I've come across some philosophers who think we should be agnostic--that one should never truly have beliefs about controversial philosophical issues. I want to suggest, however, that there are moral and epistemic costs to philosophical agnosticism. First, it seems to me dishonest. If one defends something in print, one should believe what one defends. Indeed, I want to say, one should not only believe it. One should live one's beliefs. Anything less, again, seems to me to be dishonest. For example, I recently drafted a book defending a new moral theory. Suppose I wrote the book but was totally agnostic about what it defends. Then suppose a reader asked me, "Do you actually believe the theory you defend? Do you live it?" It seems to me I would be a monster if I answered either of these questions, "no." Of course I think it's good and right to admit some uncertainty. To say, "I know the theory is right" would be hubris. But, for all that, it seems to me, one should at least believe the views one defends. Second, I think there are epistemic hazards to agnosticism--especially in moral and political philosophy. For, in my experience, one way to test a view is to believe, and live, it. Socrates lived his views, and his example illustrates both the compelling points of his philosophy (he meets his death with stoicism), but also its weaker points (he is woefully obtuse to his wife's suffering). Similarly, I think Nietzsche's life is pretty telling vis-a-vis his philosophy. Etc. Philosophy should not be an agnostic shell-game. It should be something we test against lived experience...and one can only truly live a philosophy by believing it. Of course, this isn't to say that we should live every philosophy, or that every philosophy has to be lived to be tested (I certainly wouldn't want anyone to live Evola's philosophy, for instance). It is simply to say that some theories in some areas cannot be tested without someone living them. Finally, it seems to me that so much of value to individual lives is lost without philosophical belief. Philosophy for me, for instance, really has been a wonderful, wild journey. Many of my philosophical views have changed dramatically over the years, and many of the changes have profoundly affected my life. Again, this isn't to say that I'm sure of my beliefs on controversial issues.

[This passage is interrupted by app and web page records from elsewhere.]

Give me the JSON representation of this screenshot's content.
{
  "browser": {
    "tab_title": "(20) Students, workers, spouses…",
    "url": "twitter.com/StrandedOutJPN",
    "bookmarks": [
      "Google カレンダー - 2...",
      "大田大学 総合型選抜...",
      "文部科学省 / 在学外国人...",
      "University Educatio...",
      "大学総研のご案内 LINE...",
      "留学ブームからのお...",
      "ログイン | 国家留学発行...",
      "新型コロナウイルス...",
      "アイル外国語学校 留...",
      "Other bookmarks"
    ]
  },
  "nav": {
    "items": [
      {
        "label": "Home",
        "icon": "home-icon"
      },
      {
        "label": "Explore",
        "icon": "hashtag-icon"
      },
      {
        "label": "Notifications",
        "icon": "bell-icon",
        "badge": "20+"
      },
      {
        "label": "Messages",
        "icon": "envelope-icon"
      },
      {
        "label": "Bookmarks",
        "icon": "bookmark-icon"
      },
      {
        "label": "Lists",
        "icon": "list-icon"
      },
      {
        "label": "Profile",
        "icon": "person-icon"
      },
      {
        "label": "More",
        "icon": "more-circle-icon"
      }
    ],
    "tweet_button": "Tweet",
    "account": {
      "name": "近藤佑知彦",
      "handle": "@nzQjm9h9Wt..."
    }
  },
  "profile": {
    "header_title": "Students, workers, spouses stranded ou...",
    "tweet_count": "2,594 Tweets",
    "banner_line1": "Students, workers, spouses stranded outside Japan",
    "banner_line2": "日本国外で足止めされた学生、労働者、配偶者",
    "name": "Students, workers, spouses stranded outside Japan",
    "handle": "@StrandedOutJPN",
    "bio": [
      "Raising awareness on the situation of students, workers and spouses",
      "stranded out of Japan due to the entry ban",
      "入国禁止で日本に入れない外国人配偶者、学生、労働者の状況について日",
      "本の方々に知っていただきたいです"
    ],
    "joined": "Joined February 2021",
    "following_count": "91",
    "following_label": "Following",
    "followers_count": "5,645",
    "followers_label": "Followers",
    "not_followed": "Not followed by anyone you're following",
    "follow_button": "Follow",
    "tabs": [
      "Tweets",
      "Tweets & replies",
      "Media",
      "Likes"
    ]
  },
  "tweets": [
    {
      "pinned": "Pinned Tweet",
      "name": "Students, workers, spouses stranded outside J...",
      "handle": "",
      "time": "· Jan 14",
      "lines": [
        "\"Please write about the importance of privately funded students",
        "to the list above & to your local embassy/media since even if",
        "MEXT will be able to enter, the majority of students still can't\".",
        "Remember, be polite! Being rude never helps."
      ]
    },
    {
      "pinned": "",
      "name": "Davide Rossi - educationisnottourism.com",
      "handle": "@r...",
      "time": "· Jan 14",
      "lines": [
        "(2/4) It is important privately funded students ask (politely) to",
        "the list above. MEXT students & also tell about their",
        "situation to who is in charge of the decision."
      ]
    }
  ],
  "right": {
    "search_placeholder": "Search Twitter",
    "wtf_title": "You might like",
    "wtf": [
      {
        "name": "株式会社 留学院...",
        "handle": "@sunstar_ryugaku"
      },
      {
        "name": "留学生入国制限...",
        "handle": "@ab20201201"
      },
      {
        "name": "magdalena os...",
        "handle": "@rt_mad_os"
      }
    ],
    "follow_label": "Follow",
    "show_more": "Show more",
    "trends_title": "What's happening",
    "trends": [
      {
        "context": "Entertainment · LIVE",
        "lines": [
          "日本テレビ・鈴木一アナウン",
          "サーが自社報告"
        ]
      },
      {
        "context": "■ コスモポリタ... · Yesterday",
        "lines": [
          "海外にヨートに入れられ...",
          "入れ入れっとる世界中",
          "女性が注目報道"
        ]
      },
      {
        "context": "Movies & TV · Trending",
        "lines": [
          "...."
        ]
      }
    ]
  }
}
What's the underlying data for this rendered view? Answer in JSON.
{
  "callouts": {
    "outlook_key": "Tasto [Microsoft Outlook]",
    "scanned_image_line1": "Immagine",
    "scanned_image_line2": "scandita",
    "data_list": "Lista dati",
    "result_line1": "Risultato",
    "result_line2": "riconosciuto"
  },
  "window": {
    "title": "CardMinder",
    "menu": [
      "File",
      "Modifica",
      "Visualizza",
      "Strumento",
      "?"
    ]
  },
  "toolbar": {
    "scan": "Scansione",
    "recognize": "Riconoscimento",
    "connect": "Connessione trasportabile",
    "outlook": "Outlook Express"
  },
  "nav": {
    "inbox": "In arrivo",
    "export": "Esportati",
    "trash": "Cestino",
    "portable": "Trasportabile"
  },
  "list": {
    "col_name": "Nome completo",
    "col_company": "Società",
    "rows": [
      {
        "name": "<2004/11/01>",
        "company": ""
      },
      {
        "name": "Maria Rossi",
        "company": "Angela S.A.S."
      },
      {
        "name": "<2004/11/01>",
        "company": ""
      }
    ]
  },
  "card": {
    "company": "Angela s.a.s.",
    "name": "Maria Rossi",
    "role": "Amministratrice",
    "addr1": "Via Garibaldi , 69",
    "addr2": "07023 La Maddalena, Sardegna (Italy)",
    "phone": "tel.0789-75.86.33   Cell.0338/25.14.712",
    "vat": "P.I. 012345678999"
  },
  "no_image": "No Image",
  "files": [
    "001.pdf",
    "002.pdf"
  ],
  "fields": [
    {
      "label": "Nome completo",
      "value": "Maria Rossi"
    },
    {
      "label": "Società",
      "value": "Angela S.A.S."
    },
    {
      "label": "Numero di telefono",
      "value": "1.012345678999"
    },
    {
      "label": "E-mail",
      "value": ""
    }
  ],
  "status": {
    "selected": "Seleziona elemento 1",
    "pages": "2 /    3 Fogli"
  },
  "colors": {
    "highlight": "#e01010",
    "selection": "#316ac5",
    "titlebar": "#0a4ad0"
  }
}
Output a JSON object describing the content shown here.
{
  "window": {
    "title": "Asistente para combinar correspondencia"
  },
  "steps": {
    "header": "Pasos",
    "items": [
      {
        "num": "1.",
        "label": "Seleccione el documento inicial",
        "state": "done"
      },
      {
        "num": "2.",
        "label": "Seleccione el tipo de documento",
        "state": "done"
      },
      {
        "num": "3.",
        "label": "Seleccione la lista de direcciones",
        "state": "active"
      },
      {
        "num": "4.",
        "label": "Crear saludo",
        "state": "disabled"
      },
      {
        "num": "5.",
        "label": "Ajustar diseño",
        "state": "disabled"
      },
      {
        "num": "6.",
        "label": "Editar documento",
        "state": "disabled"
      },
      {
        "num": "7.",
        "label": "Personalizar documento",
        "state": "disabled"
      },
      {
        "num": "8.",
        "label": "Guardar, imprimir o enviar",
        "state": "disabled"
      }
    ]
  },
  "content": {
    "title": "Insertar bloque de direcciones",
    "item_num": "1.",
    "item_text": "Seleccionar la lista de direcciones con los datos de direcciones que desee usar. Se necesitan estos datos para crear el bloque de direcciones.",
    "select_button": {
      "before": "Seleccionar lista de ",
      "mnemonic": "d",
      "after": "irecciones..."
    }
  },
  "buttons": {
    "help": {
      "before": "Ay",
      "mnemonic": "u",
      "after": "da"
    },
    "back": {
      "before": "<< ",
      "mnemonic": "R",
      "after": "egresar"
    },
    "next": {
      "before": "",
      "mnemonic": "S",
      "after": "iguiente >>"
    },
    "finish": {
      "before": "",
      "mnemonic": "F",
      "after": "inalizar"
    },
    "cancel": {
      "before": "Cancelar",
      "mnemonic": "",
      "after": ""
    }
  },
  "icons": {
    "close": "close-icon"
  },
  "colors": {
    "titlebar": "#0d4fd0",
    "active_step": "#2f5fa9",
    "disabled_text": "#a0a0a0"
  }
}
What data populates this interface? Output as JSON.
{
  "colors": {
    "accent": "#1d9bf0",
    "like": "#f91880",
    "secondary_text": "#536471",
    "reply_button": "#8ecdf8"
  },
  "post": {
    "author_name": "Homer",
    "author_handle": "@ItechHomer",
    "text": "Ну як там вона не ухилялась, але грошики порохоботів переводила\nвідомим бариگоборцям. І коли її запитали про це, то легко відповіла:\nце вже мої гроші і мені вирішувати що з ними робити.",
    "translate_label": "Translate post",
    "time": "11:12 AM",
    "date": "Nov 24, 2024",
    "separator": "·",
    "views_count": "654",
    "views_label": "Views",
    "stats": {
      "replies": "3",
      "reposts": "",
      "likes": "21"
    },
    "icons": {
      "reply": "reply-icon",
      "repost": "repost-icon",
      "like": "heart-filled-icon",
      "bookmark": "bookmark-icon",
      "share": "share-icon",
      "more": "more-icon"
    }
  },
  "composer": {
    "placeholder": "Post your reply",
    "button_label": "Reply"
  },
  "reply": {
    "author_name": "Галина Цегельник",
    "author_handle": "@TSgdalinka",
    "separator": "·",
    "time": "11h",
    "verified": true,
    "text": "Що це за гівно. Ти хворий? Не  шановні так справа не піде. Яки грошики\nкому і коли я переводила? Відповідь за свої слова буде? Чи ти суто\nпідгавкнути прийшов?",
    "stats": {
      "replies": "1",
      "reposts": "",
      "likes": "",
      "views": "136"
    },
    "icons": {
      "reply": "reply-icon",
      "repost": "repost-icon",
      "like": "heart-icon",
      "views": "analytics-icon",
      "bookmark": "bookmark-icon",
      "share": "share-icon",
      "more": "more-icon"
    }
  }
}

Far from it! But given the effects that our philosophical beliefs can have on our lives, aren't these good reasons to have them (at least provided we don't harm others on their basis)?